TASK ITEM
Could you please reproduce all the records below exactly, leaving out the images?

SUPPLIED RECORDS
<<<<
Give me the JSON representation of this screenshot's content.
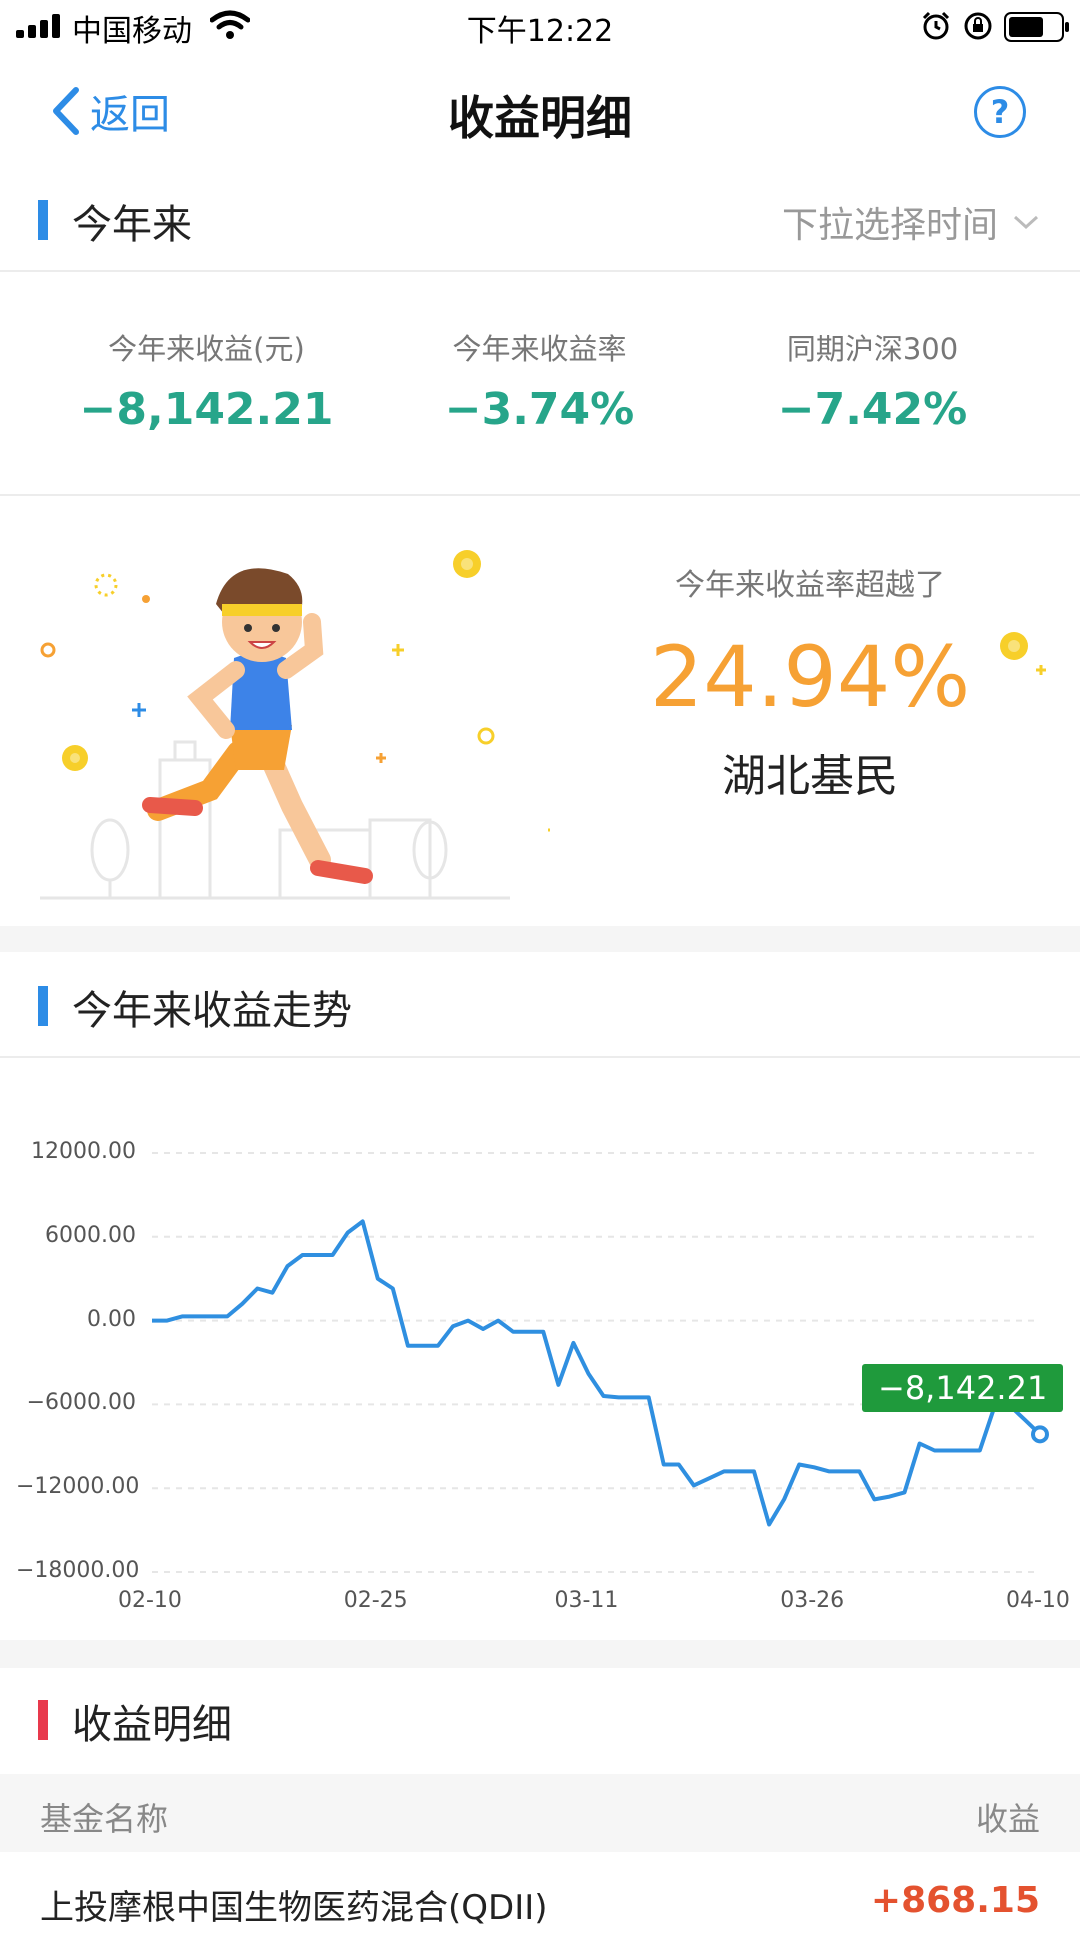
{
  "status_bar": {
    "carrier": "中国移动",
    "time": "下午12:22"
  },
  "nav": {
    "back_label": "返回",
    "title": "收益明细",
    "help_label": "?"
  },
  "period": {
    "title": "今年来",
    "select_label": "下拉选择时间",
    "accent": "#2d8ce6"
  },
  "stats": [
    {
      "label": "今年来收益(元)",
      "value": "−8,142.21"
    },
    {
      "label": "今年来收益率",
      "value": "−3.74%"
    },
    {
      "label": "同期沪深300",
      "value": "−7.42%"
    }
  ],
  "beat": {
    "label": "今年来收益率超越了",
    "percent": "24.94%",
    "who": "湖北基民"
  },
  "trend": {
    "title": "今年来收益走势",
    "current_tag": "−8,142.21"
  },
  "chart_data": {
    "type": "line",
    "y_ticks": [
      "12000.00",
      "6000.00",
      "0.00",
      "−6000.00",
      "−12000.00",
      "−18000.00"
    ],
    "x_ticks": [
      "02-10",
      "02-25",
      "03-11",
      "03-26",
      "04-10"
    ],
    "ylim": [
      -18000,
      12000
    ],
    "series": [
      {
        "color": "#2f8fe0",
        "x": [
          "02-10",
          "02-11",
          "02-12",
          "02-13",
          "02-14",
          "02-15",
          "02-16",
          "02-17",
          "02-18",
          "02-19",
          "02-20",
          "02-21",
          "02-22",
          "02-23",
          "02-24",
          "02-25",
          "02-26",
          "02-27",
          "02-28",
          "03-01",
          "03-02",
          "03-03",
          "03-04",
          "03-05",
          "03-06",
          "03-07",
          "03-08",
          "03-09",
          "03-10",
          "03-11",
          "03-12",
          "03-13",
          "03-14",
          "03-15",
          "03-16",
          "03-17",
          "03-18",
          "03-19",
          "03-20",
          "03-21",
          "03-22",
          "03-23",
          "03-24",
          "03-25",
          "03-26",
          "03-27",
          "03-28",
          "03-29",
          "03-30",
          "03-31",
          "04-01",
          "04-02",
          "04-03",
          "04-04",
          "04-05",
          "04-06",
          "04-07",
          "04-08",
          "04-09",
          "04-10"
        ],
        "values": [
          0,
          0,
          300,
          300,
          300,
          300,
          1200,
          2300,
          2000,
          3900,
          4700,
          4700,
          4700,
          6300,
          7100,
          3000,
          2300,
          -1800,
          -1800,
          -1800,
          -400,
          0,
          -600,
          0,
          -800,
          -800,
          -800,
          -4600,
          -1600,
          -3800,
          -5400,
          -5500,
          -5500,
          -5500,
          -10300,
          -10300,
          -11800,
          -11300,
          -10800,
          -10800,
          -10800,
          -14600,
          -12800,
          -10300,
          -10500,
          -10800,
          -10800,
          -10800,
          -12800,
          -12600,
          -12300,
          -8800,
          -9300,
          -9300,
          -9300,
          -9300,
          -6100,
          -6100,
          -7100,
          -8142.21
        ]
      }
    ]
  },
  "details": {
    "title": "收益明细",
    "accent": "#e8394c",
    "columns": {
      "name": "基金名称",
      "gain": "收益"
    },
    "rows": [
      {
        "name": "上投摩根中国生物医药混合(QDII)",
        "gain": "+868.15"
      }
    ]
  }
}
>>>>
PROBLEM SOLUTION
Give me the JSON representation of this screenshot's content.
{
  "status_bar": {
    "carrier": "中国移动",
    "time": "下午12:22"
  },
  "nav": {
    "back_label": "返回",
    "title": "收益明细",
    "help_label": "?"
  },
  "period": {
    "title": "今年来",
    "select_label": "下拉选择时间",
    "accent": "#2d8ce6"
  },
  "stats": [
    {
      "label": "今年来收益(元)",
      "value": "−8,142.21"
    },
    {
      "label": "今年来收益率",
      "value": "−3.74%"
    },
    {
      "label": "同期沪深300",
      "value": "−7.42%"
    }
  ],
  "beat": {
    "label": "今年来收益率超越了",
    "percent": "24.94%",
    "who": "湖北基民"
  },
  "trend": {
    "title": "今年来收益走势",
    "current_tag": "−8,142.21"
  },
  "chart_data": {
    "type": "line",
    "y_ticks": [
      "12000.00",
      "6000.00",
      "0.00",
      "−6000.00",
      "−12000.00",
      "−18000.00"
    ],
    "x_ticks": [
      "02-10",
      "02-25",
      "03-11",
      "03-26",
      "04-10"
    ],
    "ylim": [
      -18000,
      12000
    ],
    "series": [
      {
        "color": "#2f8fe0",
        "x": [
          "02-10",
          "02-11",
          "02-12",
          "02-13",
          "02-14",
          "02-15",
          "02-16",
          "02-17",
          "02-18",
          "02-19",
          "02-20",
          "02-21",
          "02-22",
          "02-23",
          "02-24",
          "02-25",
          "02-26",
          "02-27",
          "02-28",
          "03-01",
          "03-02",
          "03-03",
          "03-04",
          "03-05",
          "03-06",
          "03-07",
          "03-08",
          "03-09",
          "03-10",
          "03-11",
          "03-12",
          "03-13",
          "03-14",
          "03-15",
          "03-16",
          "03-17",
          "03-18",
          "03-19",
          "03-20",
          "03-21",
          "03-22",
          "03-23",
          "03-24",
          "03-25",
          "03-26",
          "03-27",
          "03-28",
          "03-29",
          "03-30",
          "03-31",
          "04-01",
          "04-02",
          "04-03",
          "04-04",
          "04-05",
          "04-06",
          "04-07",
          "04-08",
          "04-09",
          "04-10"
        ],
        "values": [
          0,
          0,
          300,
          300,
          300,
          300,
          1200,
          2300,
          2000,
          3900,
          4700,
          4700,
          4700,
          6300,
          7100,
          3000,
          2300,
          -1800,
          -1800,
          -1800,
          -400,
          0,
          -600,
          0,
          -800,
          -800,
          -800,
          -4600,
          -1600,
          -3800,
          -5400,
          -5500,
          -5500,
          -5500,
          -10300,
          -10300,
          -11800,
          -11300,
          -10800,
          -10800,
          -10800,
          -14600,
          -12800,
          -10300,
          -10500,
          -10800,
          -10800,
          -10800,
          -12800,
          -12600,
          -12300,
          -8800,
          -9300,
          -9300,
          -9300,
          -9300,
          -6100,
          -6100,
          -7100,
          -8142.21
        ]
      }
    ]
  },
  "details": {
    "title": "收益明细",
    "accent": "#e8394c",
    "columns": {
      "name": "基金名称",
      "gain": "收益"
    },
    "rows": [
      {
        "name": "上投摩根中国生物医药混合(QDII)",
        "gain": "+868.15"
      }
    ]
  }
}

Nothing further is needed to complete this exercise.